> **What you are asked to do**
Below are some entries. Copy each line in them that holds "icon".

(Records contained in a dataset)
----------

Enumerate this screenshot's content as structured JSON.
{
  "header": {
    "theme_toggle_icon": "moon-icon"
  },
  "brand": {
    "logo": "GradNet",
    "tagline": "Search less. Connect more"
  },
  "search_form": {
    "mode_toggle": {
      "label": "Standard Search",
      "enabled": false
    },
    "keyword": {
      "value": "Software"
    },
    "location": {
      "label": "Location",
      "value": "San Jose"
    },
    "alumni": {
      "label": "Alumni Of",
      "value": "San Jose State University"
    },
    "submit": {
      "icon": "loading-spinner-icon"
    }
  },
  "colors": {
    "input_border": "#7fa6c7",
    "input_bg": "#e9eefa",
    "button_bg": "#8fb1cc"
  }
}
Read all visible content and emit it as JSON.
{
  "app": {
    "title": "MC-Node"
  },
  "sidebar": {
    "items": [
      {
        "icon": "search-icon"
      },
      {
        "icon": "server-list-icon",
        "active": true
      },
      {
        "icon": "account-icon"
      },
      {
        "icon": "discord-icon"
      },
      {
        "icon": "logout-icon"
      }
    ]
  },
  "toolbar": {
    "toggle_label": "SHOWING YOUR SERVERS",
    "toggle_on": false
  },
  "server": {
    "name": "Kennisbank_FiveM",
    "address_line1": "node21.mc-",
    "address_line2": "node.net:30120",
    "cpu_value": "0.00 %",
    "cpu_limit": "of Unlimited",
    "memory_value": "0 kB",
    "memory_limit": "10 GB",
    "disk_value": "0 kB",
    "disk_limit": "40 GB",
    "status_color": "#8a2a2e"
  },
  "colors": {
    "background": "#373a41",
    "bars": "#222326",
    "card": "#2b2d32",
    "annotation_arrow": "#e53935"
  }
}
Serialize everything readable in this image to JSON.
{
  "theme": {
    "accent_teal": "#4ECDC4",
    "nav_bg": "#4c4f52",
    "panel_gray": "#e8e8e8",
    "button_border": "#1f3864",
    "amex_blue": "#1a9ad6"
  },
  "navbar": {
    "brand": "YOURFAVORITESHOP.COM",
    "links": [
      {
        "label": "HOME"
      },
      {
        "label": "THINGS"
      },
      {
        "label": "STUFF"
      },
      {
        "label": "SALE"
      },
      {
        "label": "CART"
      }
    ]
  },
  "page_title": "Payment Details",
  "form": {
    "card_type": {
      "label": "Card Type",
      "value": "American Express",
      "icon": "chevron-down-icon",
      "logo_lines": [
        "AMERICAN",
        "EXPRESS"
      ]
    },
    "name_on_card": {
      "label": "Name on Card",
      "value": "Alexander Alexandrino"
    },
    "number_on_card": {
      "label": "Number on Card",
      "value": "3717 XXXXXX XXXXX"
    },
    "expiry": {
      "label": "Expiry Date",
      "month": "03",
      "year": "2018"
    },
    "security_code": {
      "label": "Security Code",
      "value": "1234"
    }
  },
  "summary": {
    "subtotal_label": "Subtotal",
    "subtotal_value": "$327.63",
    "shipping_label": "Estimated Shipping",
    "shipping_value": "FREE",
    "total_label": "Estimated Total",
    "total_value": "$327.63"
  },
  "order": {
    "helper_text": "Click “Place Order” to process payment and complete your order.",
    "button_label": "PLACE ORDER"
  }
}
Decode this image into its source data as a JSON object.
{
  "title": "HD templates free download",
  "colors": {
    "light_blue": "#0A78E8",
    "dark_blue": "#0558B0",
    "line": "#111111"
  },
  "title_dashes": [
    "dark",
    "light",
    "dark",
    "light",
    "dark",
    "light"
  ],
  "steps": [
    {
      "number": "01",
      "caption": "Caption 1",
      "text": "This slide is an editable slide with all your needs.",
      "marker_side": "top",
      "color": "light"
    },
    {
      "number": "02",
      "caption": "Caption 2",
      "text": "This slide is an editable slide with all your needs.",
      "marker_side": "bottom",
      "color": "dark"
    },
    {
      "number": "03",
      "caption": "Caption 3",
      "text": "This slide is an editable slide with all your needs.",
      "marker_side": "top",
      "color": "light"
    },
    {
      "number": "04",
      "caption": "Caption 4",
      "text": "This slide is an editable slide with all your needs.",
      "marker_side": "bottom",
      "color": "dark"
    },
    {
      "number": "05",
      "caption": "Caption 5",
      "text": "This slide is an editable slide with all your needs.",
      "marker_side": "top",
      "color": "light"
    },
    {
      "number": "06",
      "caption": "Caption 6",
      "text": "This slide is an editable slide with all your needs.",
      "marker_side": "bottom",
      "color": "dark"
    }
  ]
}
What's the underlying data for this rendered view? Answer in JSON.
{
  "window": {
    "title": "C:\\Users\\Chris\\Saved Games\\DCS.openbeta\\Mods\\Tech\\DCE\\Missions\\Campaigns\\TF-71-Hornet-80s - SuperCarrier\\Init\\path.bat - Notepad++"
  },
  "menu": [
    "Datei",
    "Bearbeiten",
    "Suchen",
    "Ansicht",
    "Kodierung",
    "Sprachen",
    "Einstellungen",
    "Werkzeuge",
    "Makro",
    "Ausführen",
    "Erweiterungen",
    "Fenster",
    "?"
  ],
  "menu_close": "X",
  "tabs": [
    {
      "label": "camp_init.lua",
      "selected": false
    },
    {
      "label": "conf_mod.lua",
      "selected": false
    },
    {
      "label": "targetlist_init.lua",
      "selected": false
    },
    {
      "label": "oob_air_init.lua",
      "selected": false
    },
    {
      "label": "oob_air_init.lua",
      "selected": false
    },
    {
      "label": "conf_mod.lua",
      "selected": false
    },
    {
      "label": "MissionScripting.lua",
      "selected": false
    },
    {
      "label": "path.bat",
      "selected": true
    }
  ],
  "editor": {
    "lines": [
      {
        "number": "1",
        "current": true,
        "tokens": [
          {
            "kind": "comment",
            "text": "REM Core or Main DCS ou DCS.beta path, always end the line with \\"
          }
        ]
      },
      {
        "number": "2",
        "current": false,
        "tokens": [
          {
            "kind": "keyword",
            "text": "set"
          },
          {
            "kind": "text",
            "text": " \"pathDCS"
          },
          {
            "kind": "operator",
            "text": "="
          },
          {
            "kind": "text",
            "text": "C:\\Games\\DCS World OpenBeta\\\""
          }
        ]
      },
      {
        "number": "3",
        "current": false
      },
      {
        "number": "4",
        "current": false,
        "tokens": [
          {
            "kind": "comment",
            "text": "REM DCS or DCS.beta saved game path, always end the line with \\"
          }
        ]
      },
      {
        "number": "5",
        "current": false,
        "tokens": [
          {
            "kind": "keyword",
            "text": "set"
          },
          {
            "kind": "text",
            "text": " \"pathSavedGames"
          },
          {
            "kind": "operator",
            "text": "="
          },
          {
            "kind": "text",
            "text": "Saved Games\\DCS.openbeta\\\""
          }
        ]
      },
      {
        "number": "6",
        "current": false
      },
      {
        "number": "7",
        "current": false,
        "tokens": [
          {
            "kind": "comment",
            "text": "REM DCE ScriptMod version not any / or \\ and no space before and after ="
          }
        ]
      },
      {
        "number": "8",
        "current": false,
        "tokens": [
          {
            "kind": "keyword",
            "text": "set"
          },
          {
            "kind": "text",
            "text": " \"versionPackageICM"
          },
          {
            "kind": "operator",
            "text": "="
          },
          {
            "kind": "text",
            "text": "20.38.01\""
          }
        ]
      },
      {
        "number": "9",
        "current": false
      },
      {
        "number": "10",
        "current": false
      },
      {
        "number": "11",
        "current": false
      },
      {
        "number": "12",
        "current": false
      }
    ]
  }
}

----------

> **Answer below**
    "theme_toggle_icon": "moon-icon"
      "icon": "loading-spinner-icon"
        "icon": "search-icon"
        "icon": "server-list-icon",
        "icon": "account-icon"
        "icon": "discord-icon"
        "icon": "logout-icon"
      "icon": "chevron-down-icon",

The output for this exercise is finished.